Finally, the bill would mandate judicial oversight of deferred prosecution agreements, or DPAs. Along with the failure to prosecute top executives, the Obama Justice Department also continued the dubious practice that started under Bush of making numerous deals with large corporations by which they escaped prosecution for their transgressions, on the condition that they paid a financial penalty and promised to end the offending behavior. Since 2003 about 140 DPAs have been created, along with a larger number of cases involving a variant, the non-prosecution agreement.

It is unclear how much effort the Justice Department put into enforcing the DPAs. Warren’s bill would give the courts the power to oversee compliance with these agreements. In fact, it would require courts to determine whether a proposed DPA is in the public interest.

Finally, the legislation would require the Justice Department to establish a searchable database of DPAs. Until that comes into existence, you can use Violation Tracker to find information on more than 300 DPAs and NPAs.

Warren’s bill would greatly advance the kind of law and order the country truly needs.

A Nirvana for Rogue Corporations

March 15th, 2018 by Phil Mattera
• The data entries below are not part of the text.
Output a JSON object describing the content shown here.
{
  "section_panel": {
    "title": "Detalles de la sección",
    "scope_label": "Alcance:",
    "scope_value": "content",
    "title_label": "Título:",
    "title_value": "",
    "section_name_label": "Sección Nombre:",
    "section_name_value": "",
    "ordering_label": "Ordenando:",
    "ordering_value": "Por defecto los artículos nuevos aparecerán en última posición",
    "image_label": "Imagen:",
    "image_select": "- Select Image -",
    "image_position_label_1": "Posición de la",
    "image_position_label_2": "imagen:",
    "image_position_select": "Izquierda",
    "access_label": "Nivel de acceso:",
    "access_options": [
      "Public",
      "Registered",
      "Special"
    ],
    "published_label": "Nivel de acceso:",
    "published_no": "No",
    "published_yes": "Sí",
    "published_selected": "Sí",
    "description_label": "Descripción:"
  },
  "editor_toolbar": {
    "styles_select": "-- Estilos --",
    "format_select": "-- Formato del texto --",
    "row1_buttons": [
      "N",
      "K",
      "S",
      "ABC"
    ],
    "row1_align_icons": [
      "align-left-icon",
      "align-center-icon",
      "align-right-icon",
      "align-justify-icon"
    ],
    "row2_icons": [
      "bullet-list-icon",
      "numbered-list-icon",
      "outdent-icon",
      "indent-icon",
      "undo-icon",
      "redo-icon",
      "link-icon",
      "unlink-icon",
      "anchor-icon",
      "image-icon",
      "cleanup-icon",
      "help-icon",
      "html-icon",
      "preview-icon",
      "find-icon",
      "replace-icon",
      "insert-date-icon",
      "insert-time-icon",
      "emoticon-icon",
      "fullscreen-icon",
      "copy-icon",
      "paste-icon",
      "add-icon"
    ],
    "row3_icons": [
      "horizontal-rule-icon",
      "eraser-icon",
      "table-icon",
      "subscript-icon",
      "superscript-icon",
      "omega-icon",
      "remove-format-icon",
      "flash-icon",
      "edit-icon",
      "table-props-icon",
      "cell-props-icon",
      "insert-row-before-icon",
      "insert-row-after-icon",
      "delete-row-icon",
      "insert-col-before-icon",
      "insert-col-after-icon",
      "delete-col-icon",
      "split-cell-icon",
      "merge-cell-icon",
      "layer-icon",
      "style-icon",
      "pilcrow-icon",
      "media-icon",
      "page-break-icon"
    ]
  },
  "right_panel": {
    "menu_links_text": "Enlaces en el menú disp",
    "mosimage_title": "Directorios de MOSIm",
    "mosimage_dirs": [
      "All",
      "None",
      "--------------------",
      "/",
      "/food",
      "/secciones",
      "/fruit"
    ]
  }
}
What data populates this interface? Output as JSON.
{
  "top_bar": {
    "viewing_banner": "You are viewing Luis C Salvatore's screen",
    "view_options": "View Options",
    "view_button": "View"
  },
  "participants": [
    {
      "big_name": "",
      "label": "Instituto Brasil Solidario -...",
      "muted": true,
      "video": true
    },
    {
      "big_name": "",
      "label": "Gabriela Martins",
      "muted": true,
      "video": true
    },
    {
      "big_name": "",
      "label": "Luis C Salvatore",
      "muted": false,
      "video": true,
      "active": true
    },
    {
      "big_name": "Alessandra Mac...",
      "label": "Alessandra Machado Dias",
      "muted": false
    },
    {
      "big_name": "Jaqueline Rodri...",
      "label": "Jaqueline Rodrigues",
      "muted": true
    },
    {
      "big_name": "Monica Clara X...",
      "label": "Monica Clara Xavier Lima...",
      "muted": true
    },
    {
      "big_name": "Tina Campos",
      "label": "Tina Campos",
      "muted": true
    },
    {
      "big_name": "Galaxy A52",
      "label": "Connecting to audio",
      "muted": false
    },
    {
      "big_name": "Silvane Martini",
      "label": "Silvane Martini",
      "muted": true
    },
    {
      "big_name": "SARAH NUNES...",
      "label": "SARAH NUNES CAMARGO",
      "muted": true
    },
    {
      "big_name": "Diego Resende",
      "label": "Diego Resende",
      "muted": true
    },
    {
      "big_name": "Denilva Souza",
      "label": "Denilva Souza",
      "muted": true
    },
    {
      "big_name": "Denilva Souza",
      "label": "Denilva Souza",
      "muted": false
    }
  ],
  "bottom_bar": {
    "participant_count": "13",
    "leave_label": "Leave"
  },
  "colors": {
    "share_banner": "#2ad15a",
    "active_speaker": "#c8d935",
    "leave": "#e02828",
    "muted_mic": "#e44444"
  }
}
The SEC’s enforcement action against Theranos Inc. and its founder Elizabeth Holmes puts a new focus on the persistence of corporate crime in the healthcare sector after a period in which the business culprits getting the most attention were banks such as Wells Fargo and automotive companies such as Volkswagen and Takata.

Another reminder of the checkered history of health companies comes in a new report from Public Citizen on the trend in legal penalties imposed on pharmaceutical firms. The study, an update of three previous analyses on the subject done by the group, documents a disturbing trend: Although there is no reason to think that egregious drug company misbehavior has disappeared, aggregate criminal penalties against those firms have plunged.
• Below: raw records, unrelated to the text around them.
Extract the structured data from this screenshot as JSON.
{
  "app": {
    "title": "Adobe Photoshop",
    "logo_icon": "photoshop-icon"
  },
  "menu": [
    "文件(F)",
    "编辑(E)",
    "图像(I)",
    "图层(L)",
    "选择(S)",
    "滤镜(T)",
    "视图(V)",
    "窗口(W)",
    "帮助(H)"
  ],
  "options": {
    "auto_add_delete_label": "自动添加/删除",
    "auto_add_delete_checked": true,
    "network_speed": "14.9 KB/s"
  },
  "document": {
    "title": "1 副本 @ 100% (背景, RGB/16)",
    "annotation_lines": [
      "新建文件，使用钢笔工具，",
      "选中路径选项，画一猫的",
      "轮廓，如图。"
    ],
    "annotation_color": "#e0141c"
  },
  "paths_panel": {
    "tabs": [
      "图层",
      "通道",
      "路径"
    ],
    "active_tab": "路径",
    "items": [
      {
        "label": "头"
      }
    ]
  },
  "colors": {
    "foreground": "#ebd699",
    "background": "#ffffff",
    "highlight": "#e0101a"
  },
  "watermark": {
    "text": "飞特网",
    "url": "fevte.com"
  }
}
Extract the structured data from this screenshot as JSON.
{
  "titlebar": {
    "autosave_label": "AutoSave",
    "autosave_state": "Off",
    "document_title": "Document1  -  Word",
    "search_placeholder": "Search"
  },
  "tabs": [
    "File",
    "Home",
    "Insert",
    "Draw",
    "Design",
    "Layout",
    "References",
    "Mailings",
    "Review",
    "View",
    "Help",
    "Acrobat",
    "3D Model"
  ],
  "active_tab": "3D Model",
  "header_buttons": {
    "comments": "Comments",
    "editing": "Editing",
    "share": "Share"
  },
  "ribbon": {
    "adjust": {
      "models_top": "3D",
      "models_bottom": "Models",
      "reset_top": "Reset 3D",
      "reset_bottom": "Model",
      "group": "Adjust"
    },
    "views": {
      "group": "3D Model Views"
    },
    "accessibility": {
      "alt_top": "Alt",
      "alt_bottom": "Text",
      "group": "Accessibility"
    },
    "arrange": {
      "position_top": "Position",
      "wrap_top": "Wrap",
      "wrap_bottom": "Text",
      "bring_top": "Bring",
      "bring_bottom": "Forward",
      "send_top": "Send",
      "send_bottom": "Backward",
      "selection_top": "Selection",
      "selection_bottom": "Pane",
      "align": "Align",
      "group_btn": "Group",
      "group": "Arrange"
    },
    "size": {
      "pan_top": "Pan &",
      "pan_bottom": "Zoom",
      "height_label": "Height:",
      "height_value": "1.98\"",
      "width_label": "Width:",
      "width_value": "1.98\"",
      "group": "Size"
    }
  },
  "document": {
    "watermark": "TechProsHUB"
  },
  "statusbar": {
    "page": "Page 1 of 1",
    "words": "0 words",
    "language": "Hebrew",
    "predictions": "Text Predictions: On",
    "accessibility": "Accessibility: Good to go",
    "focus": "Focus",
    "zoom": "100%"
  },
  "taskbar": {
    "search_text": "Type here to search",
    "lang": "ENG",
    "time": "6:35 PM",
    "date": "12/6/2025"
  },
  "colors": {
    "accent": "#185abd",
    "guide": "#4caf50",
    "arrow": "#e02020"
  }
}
Public Citizen finds that criminal penalties in 2016-2017 were just $317 million, down 88 percent from four years earlier. Combined federal criminal and civil penalties over the same period of time declined from $8.7 billion to $2.8 billion, a drop of more than two-thirds.

At the heart of this trend, the report finds, is a falloff in penalties from settlements of cases involving the unlawful promotion of prescription drugs. Those penalties are down by 94 percent from their peak in 2012-2013.

It is probably true that Big Pharma has toned down the brazen behavior that led to giant penalties such as the $3 billion imposed on GlaxoSmithKline, the $2.3 billion imposed on Pfizer, the $2.2 billion imposed on Johnson & Johnson, the $1.5 billion imposed on Abbott Laboratories, the $1.4 billion imposed on Eli Lilly, the $950 million imposed on Merck, etc.

One problem that has by no means disappeared is the improper distribution of opioids. Although Purdue Pharma was penalized $461 million in 2007  and various wholesalers and pharmacy chains have been hit with smaller fines since then, there is no indication that the misconduct is receding.

Part of the problem is that the president of the United States has directed little criticism against the drug industry while making inflammatory statements about illicit traffickers, including the suggestion of imposing the death penalty. He has also expressed his admiration for the extra-judicial executions of drug dealers in the Philippines.

The decline in drug industry fines is part of a larger tendency by the Trump Administration to scale back penalties against corporations in all industries. As I previously noted, the latest update to Violation Tracker through the end of Trump’s first 12 months shows a remarkable drop in penalties, especially for the very largest companies in the Fortune 100.

This can be seen as a form of stealth deregulation. Increasingly, Big Pharma and other industries benefit both from rolled-back rulemaking and from diminished financial consequences if they break the rules still on the books. It is truly a nirvana for rogue corporations.